▶ _PROBLEM REQUIREMENTS_
Reproduce the listing below word for word and exclude any picture.

"""

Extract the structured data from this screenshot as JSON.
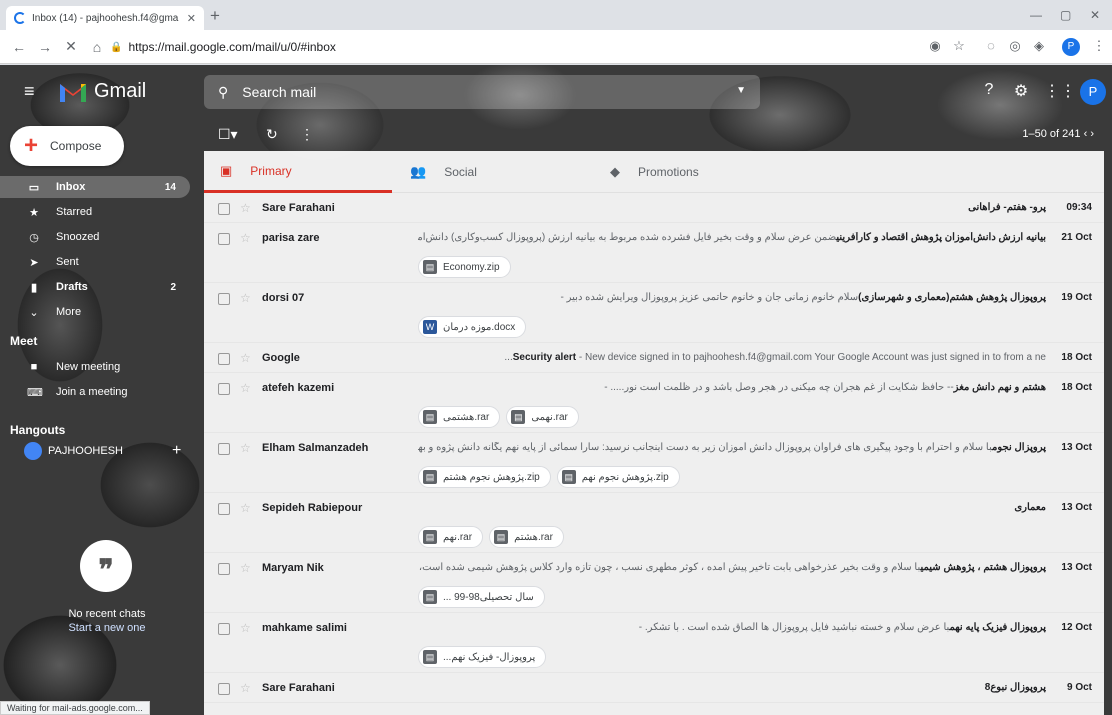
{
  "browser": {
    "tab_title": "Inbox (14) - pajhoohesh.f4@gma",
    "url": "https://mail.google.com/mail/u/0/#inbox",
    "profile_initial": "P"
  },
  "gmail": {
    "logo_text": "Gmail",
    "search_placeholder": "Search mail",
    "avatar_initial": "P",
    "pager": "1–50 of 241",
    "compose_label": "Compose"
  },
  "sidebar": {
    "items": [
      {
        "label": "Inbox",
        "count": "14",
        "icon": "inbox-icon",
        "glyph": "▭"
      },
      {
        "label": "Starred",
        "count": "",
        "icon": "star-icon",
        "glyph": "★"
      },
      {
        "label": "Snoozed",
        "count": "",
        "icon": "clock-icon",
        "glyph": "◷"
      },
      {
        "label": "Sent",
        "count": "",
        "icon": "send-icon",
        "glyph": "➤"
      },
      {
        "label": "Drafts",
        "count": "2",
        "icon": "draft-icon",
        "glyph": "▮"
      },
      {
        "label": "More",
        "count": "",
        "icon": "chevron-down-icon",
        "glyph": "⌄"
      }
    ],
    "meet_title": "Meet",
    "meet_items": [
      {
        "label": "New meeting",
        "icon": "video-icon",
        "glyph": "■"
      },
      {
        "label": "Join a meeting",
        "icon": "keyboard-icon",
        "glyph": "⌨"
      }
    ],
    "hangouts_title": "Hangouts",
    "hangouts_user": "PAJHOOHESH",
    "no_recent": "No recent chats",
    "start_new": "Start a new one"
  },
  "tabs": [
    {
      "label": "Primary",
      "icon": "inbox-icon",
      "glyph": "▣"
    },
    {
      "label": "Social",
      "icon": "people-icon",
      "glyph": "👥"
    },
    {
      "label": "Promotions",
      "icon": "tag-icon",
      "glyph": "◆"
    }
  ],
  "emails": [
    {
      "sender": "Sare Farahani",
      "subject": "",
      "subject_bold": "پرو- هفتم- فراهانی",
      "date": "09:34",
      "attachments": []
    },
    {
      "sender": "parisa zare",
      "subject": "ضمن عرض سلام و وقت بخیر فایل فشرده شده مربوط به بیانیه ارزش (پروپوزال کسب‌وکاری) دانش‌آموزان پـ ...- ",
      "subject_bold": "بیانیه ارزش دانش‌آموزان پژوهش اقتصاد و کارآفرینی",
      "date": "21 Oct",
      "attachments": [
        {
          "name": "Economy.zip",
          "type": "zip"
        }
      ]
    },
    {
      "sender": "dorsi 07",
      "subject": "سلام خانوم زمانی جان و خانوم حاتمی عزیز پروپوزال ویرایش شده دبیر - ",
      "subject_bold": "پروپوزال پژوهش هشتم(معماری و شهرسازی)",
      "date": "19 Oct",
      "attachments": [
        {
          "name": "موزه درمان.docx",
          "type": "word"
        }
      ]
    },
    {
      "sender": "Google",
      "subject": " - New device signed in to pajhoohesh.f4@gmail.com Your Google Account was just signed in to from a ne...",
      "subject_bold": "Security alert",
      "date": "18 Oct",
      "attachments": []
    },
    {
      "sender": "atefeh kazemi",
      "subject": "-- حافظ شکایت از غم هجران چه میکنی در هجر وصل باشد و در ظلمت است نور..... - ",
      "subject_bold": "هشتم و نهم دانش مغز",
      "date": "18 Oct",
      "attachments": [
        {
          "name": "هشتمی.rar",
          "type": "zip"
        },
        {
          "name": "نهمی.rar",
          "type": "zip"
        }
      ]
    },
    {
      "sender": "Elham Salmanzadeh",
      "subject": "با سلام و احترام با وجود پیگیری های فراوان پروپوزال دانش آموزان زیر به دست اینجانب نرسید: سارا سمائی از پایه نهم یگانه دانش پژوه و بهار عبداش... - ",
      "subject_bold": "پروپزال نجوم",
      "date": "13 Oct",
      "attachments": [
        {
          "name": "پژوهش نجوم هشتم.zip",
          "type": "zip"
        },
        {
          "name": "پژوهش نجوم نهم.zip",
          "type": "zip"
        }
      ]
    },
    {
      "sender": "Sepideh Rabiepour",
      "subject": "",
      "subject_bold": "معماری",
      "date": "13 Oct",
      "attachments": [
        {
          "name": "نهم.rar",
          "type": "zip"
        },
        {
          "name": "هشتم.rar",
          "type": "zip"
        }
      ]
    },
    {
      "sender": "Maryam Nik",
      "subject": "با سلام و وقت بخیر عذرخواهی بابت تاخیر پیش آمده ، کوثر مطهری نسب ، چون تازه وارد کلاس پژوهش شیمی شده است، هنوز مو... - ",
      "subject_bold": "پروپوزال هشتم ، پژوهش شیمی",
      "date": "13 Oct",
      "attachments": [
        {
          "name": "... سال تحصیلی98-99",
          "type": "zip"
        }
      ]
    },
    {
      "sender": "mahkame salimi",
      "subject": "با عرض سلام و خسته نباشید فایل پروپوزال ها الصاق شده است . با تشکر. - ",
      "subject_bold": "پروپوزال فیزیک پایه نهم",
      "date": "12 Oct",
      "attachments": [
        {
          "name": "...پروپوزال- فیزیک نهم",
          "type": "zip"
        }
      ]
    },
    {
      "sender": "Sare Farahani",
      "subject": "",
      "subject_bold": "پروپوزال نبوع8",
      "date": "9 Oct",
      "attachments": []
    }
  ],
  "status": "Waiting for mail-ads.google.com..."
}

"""

▶ _ANSWER SPACE_
Extract the structured data from this screenshot as JSON.
{
  "browser": {
    "tab_title": "Inbox (14) - pajhoohesh.f4@gma",
    "url": "https://mail.google.com/mail/u/0/#inbox",
    "profile_initial": "P"
  },
  "gmail": {
    "logo_text": "Gmail",
    "search_placeholder": "Search mail",
    "avatar_initial": "P",
    "pager": "1–50 of 241",
    "compose_label": "Compose"
  },
  "sidebar": {
    "items": [
      {
        "label": "Inbox",
        "count": "14",
        "icon": "inbox-icon",
        "glyph": "▭"
      },
      {
        "label": "Starred",
        "count": "",
        "icon": "star-icon",
        "glyph": "★"
      },
      {
        "label": "Snoozed",
        "count": "",
        "icon": "clock-icon",
        "glyph": "◷"
      },
      {
        "label": "Sent",
        "count": "",
        "icon": "send-icon",
        "glyph": "➤"
      },
      {
        "label": "Drafts",
        "count": "2",
        "icon": "draft-icon",
        "glyph": "▮"
      },
      {
        "label": "More",
        "count": "",
        "icon": "chevron-down-icon",
        "glyph": "⌄"
      }
    ],
    "meet_title": "Meet",
    "meet_items": [
      {
        "label": "New meeting",
        "icon": "video-icon",
        "glyph": "■"
      },
      {
        "label": "Join a meeting",
        "icon": "keyboard-icon",
        "glyph": "⌨"
      }
    ],
    "hangouts_title": "Hangouts",
    "hangouts_user": "PAJHOOHESH",
    "no_recent": "No recent chats",
    "start_new": "Start a new one"
  },
  "tabs": [
    {
      "label": "Primary",
      "icon": "inbox-icon",
      "glyph": "▣"
    },
    {
      "label": "Social",
      "icon": "people-icon",
      "glyph": "👥"
    },
    {
      "label": "Promotions",
      "icon": "tag-icon",
      "glyph": "◆"
    }
  ],
  "emails": [
    {
      "sender": "Sare Farahani",
      "subject": "",
      "subject_bold": "پرو- هفتم- فراهانی",
      "date": "09:34",
      "attachments": []
    },
    {
      "sender": "parisa zare",
      "subject": "ضمن عرض سلام و وقت بخیر فایل فشرده شده مربوط به بیانیه ارزش (پروپوزال کسب‌وکاری) دانش‌آموزان پـ ...- ",
      "subject_bold": "بیانیه ارزش دانش‌آموزان پژوهش اقتصاد و کارآفرینی",
      "date": "21 Oct",
      "attachments": [
        {
          "name": "Economy.zip",
          "type": "zip"
        }
      ]
    },
    {
      "sender": "dorsi 07",
      "subject": "سلام خانوم زمانی جان و خانوم حاتمی عزیز پروپوزال ویرایش شده دبیر - ",
      "subject_bold": "پروپوزال پژوهش هشتم(معماری و شهرسازی)",
      "date": "19 Oct",
      "attachments": [
        {
          "name": "موزه درمان.docx",
          "type": "word"
        }
      ]
    },
    {
      "sender": "Google",
      "subject": " - New device signed in to pajhoohesh.f4@gmail.com Your Google Account was just signed in to from a ne...",
      "subject_bold": "Security alert",
      "date": "18 Oct",
      "attachments": []
    },
    {
      "sender": "atefeh kazemi",
      "subject": "-- حافظ شکایت از غم هجران چه میکنی در هجر وصل باشد و در ظلمت است نور..... - ",
      "subject_bold": "هشتم و نهم دانش مغز",
      "date": "18 Oct",
      "attachments": [
        {
          "name": "هشتمی.rar",
          "type": "zip"
        },
        {
          "name": "نهمی.rar",
          "type": "zip"
        }
      ]
    },
    {
      "sender": "Elham Salmanzadeh",
      "subject": "با سلام و احترام با وجود پیگیری های فراوان پروپوزال دانش آموزان زیر به دست اینجانب نرسید: سارا سمائی از پایه نهم یگانه دانش پژوه و بهار عبداش... - ",
      "subject_bold": "پروپزال نجوم",
      "date": "13 Oct",
      "attachments": [
        {
          "name": "پژوهش نجوم هشتم.zip",
          "type": "zip"
        },
        {
          "name": "پژوهش نجوم نهم.zip",
          "type": "zip"
        }
      ]
    },
    {
      "sender": "Sepideh Rabiepour",
      "subject": "",
      "subject_bold": "معماری",
      "date": "13 Oct",
      "attachments": [
        {
          "name": "نهم.rar",
          "type": "zip"
        },
        {
          "name": "هشتم.rar",
          "type": "zip"
        }
      ]
    },
    {
      "sender": "Maryam Nik",
      "subject": "با سلام و وقت بخیر عذرخواهی بابت تاخیر پیش آمده ، کوثر مطهری نسب ، چون تازه وارد کلاس پژوهش شیمی شده است، هنوز مو... - ",
      "subject_bold": "پروپوزال هشتم ، پژوهش شیمی",
      "date": "13 Oct",
      "attachments": [
        {
          "name": "... سال تحصیلی98-99",
          "type": "zip"
        }
      ]
    },
    {
      "sender": "mahkame salimi",
      "subject": "با عرض سلام و خسته نباشید فایل پروپوزال ها الصاق شده است . با تشکر. - ",
      "subject_bold": "پروپوزال فیزیک پایه نهم",
      "date": "12 Oct",
      "attachments": [
        {
          "name": "...پروپوزال- فیزیک نهم",
          "type": "zip"
        }
      ]
    },
    {
      "sender": "Sare Farahani",
      "subject": "",
      "subject_bold": "پروپوزال نبوع8",
      "date": "9 Oct",
      "attachments": []
    }
  ],
  "status": "Waiting for mail-ads.google.com..."
}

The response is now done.